Heat shrink basically seals the whole lug, wire and solder joint in a rigid coating (just give it a blast it a hair drier set on high, or a paint stripping heat gun set on low and it'll shrink and set) and that gives great stength at the joint.
Now for the ground wire that'll go to your mono socket.
Same principle as connecting a live wire - take your long black wire (170mm), take the exposed core, put it on your already soldered case, fold it in place with the iron, give it a second, and then feed a little solder on.
Wired for sound!
And the same as the white wire - pull, twist, expose a little more of the core, smooth the wire, trim off the slack, and push it back.
You should be left with something similar to the above. A volume pot thats ready to go into any single volume guitar!
Twist and shout
This ones optional again, but we like doing it, purely because it looks nice and neat - nothing flash, just a case of gently twisting the wires around each other.
We also put on heat shrinks at the end, ready for the next stage, the mono socket.
How to - Tone & Switch
Now for the Tone pot
I'm going to assume by this point, tinning the terminals, and connectiong the wires to them is no problem - just follow the guide set out in the volume pot section.
The cap is the only tricky part really. Connecting to the central lug is simple - tin the lug, one of the cap legs (doesn't matter which) up to it, apply a little pressure, and heat the leg.
Grounding the thing is the same as connecting the black wire to volume - heat the other leg and the case, give it a second, apply solder, let it flow, remove iron, let it cool.
Andthe input of the tone cap is the same as the live output on the volume - take your shortest wire (50mm white) - solder that onto the left hand lug, pull away a little more insulation, trim off the slack, push back, and if you fancy, stick on the heat shrink.
Switch it up
The switch on a Telecaster® can seem pretty daunting, but they're pretty rugged little parts if you treat them with a bit of respect.
They're actually a little tempremental to heat strangly - what happens is, if you over heat the terminals at any point, the solder has a habit of flowing down into the "path" of the wiper blade inside, and causing a jam.
So the trick is - tin the terminals first! just a little solder on there, make everything ready for the wire.
With the switchs metal frame facing you, its the 2 lugs on the near left, and the 2 lugs on the far right.
Getting the wire on
With the only remaining wire you'll have (100mm, with the insulation pushed back onto the core at one end) - place the first end onto the near left 1st terminal, heat the core, melt the solder, and you're done.
Repeat the proces on near 2, far right 3 and 4 - thats the connections made that'll give you bridge, both and neck switching..
As with all the other connections - pull the wire away a little, trim is down and push it back.
Switch is done.
And this is what you'll be left with!

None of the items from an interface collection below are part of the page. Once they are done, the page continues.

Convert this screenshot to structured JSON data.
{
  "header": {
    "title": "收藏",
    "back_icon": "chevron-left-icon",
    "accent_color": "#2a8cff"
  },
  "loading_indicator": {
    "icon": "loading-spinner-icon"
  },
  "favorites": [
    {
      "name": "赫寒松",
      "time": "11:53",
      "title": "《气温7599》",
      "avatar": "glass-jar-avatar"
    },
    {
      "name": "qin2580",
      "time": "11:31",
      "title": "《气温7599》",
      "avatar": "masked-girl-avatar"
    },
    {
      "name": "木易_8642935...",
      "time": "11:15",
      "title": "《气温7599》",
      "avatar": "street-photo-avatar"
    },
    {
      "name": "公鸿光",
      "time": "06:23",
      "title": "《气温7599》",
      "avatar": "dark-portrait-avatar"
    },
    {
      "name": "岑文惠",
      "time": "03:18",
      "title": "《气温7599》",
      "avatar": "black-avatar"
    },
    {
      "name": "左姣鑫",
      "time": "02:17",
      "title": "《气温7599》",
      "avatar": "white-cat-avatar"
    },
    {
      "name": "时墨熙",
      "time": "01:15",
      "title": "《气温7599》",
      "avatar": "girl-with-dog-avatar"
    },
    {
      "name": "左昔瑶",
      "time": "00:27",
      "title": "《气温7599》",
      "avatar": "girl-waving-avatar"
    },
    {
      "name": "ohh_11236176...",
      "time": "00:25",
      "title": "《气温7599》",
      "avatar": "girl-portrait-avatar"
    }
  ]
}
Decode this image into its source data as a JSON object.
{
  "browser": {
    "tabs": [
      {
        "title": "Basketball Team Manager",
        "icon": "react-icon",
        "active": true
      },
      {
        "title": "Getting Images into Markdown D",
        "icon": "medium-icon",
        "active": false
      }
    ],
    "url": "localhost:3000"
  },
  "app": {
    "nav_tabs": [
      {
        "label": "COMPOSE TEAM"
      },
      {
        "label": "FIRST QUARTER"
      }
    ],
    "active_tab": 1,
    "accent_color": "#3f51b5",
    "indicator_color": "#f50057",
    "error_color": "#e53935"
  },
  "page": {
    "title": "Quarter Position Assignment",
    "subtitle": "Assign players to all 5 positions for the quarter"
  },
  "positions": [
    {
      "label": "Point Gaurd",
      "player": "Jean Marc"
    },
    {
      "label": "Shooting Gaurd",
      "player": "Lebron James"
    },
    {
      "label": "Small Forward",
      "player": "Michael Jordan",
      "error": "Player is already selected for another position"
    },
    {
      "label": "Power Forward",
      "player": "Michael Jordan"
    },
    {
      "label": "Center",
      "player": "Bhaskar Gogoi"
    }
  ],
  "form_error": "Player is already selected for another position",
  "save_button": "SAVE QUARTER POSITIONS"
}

Notice how the solder on the lugs is only on the very tips of the lugs? Thats correct - you really want to avoid getting solder down any further then that, otherwise it can cause the switch to fail mechanically (the more solder you get down there, the sooner its going to fail!)
Connect 'em together
Heres where things really start coming together - take the wire from your tone pot, and the wire from your switch. Shove them both into a piece of heat shrink, and grab both exposed cores, at the same time with your pliers.
Switch and Tone assembly
And you'll be left with something looking similar to this - tone pot and switch both connected by their outputs. Now we move back to the volume pot and the final stages of soldering.